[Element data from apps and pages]
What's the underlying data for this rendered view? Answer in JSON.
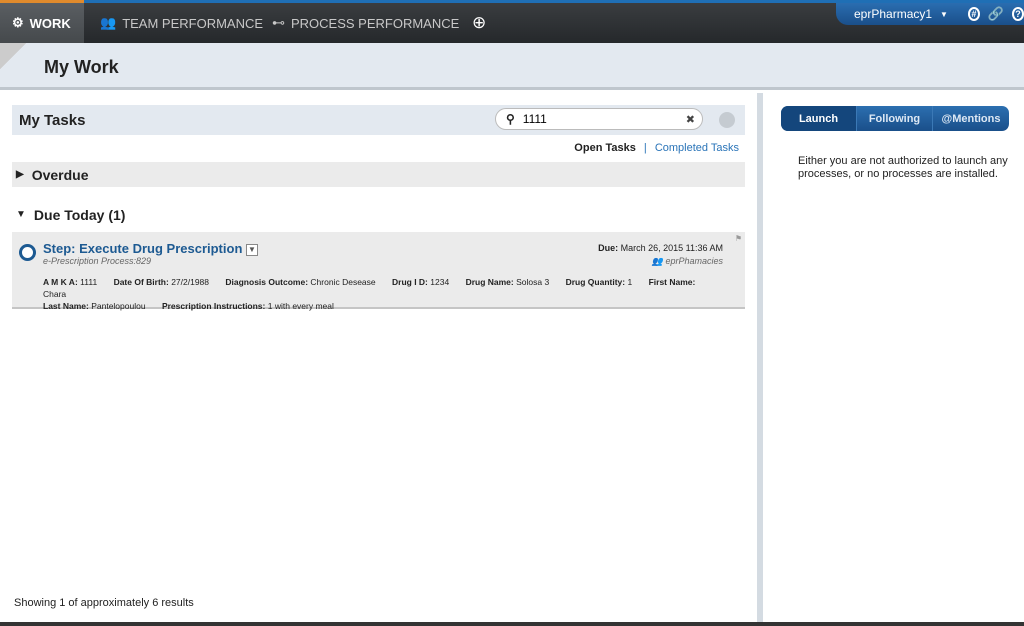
{
  "nav": {
    "items": [
      {
        "label": "WORK",
        "icon": "gear-icon"
      },
      {
        "label": "TEAM PERFORMANCE",
        "icon": "team-icon"
      },
      {
        "label": "PROCESS PERFORMANCE",
        "icon": "process-icon"
      }
    ],
    "add_icon": "plus-circle-icon",
    "user": "eprPharmacy1",
    "icons": [
      "globe-icon",
      "link-icon",
      "help-icon"
    ]
  },
  "header": {
    "title": "My Work"
  },
  "tasks": {
    "title": "My Tasks",
    "search_value": "1111",
    "open_tasks": "Open Tasks",
    "separator": "|",
    "completed_tasks": "Completed Tasks",
    "overdue": "Overdue",
    "due_today": "Due Today (1)",
    "task": {
      "title": "Step: Execute Drug Prescription",
      "process": "e-Prescription Process:829",
      "due_label": "Due:",
      "due_value": "March 26, 2015 11:36 AM",
      "team": "eprPhamacies",
      "fields": [
        {
          "k": "A M K A:",
          "v": "1111"
        },
        {
          "k": "Date Of Birth:",
          "v": "27/2/1988"
        },
        {
          "k": "Diagnosis Outcome:",
          "v": "Chronic Desease"
        },
        {
          "k": "Drug I D:",
          "v": "1234"
        },
        {
          "k": "Drug Name:",
          "v": "Solosa 3"
        },
        {
          "k": "Drug Quantity:",
          "v": "1"
        },
        {
          "k": "First Name:",
          "v": "Chara"
        },
        {
          "k": "Last Name:",
          "v": "Pantelopoulou"
        },
        {
          "k": "Prescription Instructions:",
          "v": "1 with every meal"
        }
      ]
    },
    "footer": "Showing 1 of approximately 6 results"
  },
  "right": {
    "tabs": [
      "Launch",
      "Following",
      "@Mentions"
    ],
    "message": "Either you are not authorized to launch any processes, or no processes are installed."
  }
}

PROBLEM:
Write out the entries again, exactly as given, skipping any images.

RESULT OF THIS EXERCISE:
What's the underlying data for this rendered view? Answer in JSON.
{
  "nav": {
    "items": [
      {
        "label": "WORK",
        "icon": "gear-icon"
      },
      {
        "label": "TEAM PERFORMANCE",
        "icon": "team-icon"
      },
      {
        "label": "PROCESS PERFORMANCE",
        "icon": "process-icon"
      }
    ],
    "add_icon": "plus-circle-icon",
    "user": "eprPharmacy1",
    "icons": [
      "globe-icon",
      "link-icon",
      "help-icon"
    ]
  },
  "header": {
    "title": "My Work"
  },
  "tasks": {
    "title": "My Tasks",
    "search_value": "1111",
    "open_tasks": "Open Tasks",
    "separator": "|",
    "completed_tasks": "Completed Tasks",
    "overdue": "Overdue",
    "due_today": "Due Today (1)",
    "task": {
      "title": "Step: Execute Drug Prescription",
      "process": "e-Prescription Process:829",
      "due_label": "Due:",
      "due_value": "March 26, 2015 11:36 AM",
      "team": "eprPhamacies",
      "fields": [
        {
          "k": "A M K A:",
          "v": "1111"
        },
        {
          "k": "Date Of Birth:",
          "v": "27/2/1988"
        },
        {
          "k": "Diagnosis Outcome:",
          "v": "Chronic Desease"
        },
        {
          "k": "Drug I D:",
          "v": "1234"
        },
        {
          "k": "Drug Name:",
          "v": "Solosa 3"
        },
        {
          "k": "Drug Quantity:",
          "v": "1"
        },
        {
          "k": "First Name:",
          "v": "Chara"
        },
        {
          "k": "Last Name:",
          "v": "Pantelopoulou"
        },
        {
          "k": "Prescription Instructions:",
          "v": "1 with every meal"
        }
      ]
    },
    "footer": "Showing 1 of approximately 6 results"
  },
  "right": {
    "tabs": [
      "Launch",
      "Following",
      "@Mentions"
    ],
    "message": "Either you are not authorized to launch any processes, or no processes are installed."
  }
}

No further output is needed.